Norwegian aluminium producer Norsk Hydro ASA released financial results for the second quarter on Monday. The firm’s bottom line suffered due to the twin effects of a drop in prices and an attack on the company’s IT systems.
In the second quarter, Hydro reported an EBIT of NOK656 million, down on the year from last year’s second-quarter EBIT of NOK2,986 million. Underlying EBIT for the quarter totaled NOK875 million, off of the second-quarter underlying EBIT of NOK2,713 million last year. Hydro chalked up the difference to lower realized prices for alumina and aluminium and losses incurred due to the cyber attack on the firm’s IT system earlier in the year. However, losses last quarter were moderately tempered by positive currency effects.
The second quarter saw underlying EBIT for Primary Metal fall from a gain of NOK755 million last year to a loss of NOK604 million, largely due to a drop in all-in metal prices. Underlying EBIT for Rolled Products also declined in the quarter, from NOK212 million last year to NOK75 million due to lower production volumes and increased personnel costs.
Extruded Solutions fared somewhat better in the quarter, reporting an underlying EBIT of NOK772 million, off from last year’s result of NOK957 million. Higher margins helped blunt the blow of increased costs, lower volumes, and the impact of the cyber attack, which hit this segment the hardest. Hydro estimates the attack’s total damage to the company in the quarter to be between NOK250 million to NOK300 million.
“Alunorte reached 80-85 percent capacity utilization in June, within the targeted 75-85 percent capacity utilization for the state-of-art press filter technology,” explained President and CEO Hilde Merete Aasheim. “Paragominas and Albras are also ramping up successfully. This is a great achievement by the Brazilian organization.”
“We maintain our view of a global primary aluminium market in deficit for 2019 in the range 1-1,5 million tonnes. We take down expected global primary demand growth for 2019 to 1-2 percent, as we are seeing signs of weakening in some of our market segments.”

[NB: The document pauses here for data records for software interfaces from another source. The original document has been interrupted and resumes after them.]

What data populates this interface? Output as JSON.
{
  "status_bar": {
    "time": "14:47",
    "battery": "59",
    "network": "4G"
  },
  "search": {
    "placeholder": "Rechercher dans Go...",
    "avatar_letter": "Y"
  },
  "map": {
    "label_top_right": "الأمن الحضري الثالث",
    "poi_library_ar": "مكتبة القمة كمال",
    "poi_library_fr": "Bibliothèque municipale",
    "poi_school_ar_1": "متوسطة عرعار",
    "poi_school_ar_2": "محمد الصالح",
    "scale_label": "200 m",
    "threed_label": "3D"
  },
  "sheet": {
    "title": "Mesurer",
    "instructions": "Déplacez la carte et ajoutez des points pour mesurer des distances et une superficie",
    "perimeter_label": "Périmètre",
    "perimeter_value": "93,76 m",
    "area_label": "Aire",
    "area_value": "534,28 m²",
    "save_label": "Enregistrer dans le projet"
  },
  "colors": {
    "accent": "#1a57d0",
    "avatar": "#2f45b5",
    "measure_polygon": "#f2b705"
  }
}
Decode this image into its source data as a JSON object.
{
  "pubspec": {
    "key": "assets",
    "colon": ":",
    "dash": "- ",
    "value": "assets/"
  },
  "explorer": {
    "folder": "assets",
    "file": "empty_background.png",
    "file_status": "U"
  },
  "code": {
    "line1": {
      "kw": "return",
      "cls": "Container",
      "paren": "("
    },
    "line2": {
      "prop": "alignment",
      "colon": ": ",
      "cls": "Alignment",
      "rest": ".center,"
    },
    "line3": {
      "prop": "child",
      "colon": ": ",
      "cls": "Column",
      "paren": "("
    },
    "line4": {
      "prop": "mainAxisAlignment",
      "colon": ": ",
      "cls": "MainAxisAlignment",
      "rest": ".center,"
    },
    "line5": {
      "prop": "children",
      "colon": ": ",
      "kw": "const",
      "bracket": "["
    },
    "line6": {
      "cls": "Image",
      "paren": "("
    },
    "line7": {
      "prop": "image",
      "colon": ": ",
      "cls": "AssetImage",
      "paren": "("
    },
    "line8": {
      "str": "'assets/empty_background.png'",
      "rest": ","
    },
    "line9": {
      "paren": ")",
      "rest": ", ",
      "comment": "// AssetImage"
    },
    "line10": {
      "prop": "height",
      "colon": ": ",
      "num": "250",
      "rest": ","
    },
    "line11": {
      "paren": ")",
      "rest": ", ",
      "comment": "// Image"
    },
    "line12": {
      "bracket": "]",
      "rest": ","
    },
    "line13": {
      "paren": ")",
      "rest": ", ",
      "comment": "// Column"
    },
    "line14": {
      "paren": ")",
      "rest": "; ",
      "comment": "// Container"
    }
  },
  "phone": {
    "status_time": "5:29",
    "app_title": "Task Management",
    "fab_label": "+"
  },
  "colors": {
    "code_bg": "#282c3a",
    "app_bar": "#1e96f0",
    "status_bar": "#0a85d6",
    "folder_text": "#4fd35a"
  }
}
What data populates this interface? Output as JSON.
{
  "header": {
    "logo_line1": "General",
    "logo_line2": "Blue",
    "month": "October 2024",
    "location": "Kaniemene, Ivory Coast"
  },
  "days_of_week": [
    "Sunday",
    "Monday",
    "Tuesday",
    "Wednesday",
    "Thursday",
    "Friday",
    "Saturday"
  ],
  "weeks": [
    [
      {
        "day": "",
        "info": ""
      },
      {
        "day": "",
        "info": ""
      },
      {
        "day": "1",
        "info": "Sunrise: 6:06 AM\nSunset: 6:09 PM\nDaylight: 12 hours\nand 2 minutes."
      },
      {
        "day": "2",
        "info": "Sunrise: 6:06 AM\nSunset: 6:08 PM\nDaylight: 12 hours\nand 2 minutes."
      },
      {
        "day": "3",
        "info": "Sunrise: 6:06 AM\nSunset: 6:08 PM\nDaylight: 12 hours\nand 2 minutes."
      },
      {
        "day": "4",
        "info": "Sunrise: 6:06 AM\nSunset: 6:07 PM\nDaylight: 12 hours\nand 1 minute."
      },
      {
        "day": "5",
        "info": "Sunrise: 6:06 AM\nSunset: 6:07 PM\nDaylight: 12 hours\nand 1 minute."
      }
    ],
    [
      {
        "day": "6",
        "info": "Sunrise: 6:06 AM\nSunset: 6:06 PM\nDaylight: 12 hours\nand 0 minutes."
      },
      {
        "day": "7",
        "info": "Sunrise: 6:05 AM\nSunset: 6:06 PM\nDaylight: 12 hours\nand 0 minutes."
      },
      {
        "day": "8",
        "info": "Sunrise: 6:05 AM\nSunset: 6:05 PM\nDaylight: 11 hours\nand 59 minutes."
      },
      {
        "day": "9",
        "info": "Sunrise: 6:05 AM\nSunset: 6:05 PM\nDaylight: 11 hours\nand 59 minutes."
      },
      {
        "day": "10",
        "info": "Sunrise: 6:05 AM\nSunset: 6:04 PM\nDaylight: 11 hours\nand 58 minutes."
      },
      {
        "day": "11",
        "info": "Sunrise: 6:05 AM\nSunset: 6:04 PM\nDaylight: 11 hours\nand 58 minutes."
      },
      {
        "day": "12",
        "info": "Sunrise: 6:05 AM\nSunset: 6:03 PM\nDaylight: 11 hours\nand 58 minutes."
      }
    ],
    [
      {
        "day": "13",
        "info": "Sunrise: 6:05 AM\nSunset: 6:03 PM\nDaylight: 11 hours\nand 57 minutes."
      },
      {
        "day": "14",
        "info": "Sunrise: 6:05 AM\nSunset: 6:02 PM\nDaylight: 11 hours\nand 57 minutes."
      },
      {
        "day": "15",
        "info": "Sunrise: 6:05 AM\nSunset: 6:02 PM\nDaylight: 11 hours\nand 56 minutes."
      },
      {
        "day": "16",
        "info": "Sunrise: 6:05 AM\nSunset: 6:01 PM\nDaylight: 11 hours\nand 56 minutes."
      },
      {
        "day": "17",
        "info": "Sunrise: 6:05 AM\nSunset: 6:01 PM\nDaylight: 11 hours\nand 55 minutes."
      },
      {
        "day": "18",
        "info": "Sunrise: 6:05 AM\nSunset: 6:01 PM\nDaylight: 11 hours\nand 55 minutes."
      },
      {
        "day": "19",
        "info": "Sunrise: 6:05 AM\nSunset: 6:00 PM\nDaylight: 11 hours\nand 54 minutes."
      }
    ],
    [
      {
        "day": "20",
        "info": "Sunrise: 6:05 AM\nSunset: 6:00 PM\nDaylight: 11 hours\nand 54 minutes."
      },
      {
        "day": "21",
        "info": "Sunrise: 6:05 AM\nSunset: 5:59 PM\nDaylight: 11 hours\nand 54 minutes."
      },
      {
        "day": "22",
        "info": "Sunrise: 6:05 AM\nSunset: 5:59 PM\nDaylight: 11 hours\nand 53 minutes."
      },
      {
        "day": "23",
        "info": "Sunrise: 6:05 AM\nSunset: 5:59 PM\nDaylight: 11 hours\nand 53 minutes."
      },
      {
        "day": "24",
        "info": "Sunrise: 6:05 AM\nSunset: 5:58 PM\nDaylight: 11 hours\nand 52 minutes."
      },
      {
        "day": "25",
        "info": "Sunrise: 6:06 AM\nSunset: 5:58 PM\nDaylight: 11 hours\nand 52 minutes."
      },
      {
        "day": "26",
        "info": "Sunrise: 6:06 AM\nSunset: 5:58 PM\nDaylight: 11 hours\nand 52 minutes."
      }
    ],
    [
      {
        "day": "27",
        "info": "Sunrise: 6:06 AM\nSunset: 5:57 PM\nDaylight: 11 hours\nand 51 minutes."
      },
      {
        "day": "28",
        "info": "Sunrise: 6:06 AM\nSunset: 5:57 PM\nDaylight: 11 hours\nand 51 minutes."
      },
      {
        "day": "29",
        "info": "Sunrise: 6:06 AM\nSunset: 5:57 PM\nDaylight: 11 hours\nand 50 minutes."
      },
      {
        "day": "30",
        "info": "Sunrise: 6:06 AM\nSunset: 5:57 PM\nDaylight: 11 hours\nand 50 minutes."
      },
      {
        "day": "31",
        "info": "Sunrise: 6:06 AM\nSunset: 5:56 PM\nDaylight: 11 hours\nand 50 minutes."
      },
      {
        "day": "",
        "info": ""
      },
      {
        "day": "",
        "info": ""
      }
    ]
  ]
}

Norsk Hydro, which was founded in 1905, financed by the Swedish Wallenberg family and French banks, began its life named Norsk hydro-elektrisk Kvælstofaktieselskab (literally, “Norwegian hydro-electric nitrogen limited”) by Sam Eyde. The Norwegian government owns approximately 40% of the company at the present time. Norsk Hydro is one of the largest aluminium companies in the world, with plants in Rjukan, Raufoss, Vennesla, Karmøy, Høyanger, Årdal, Sunndalsøra, and Holmestrand. Norsk also has several plants abroad, including in Germany and Brazil.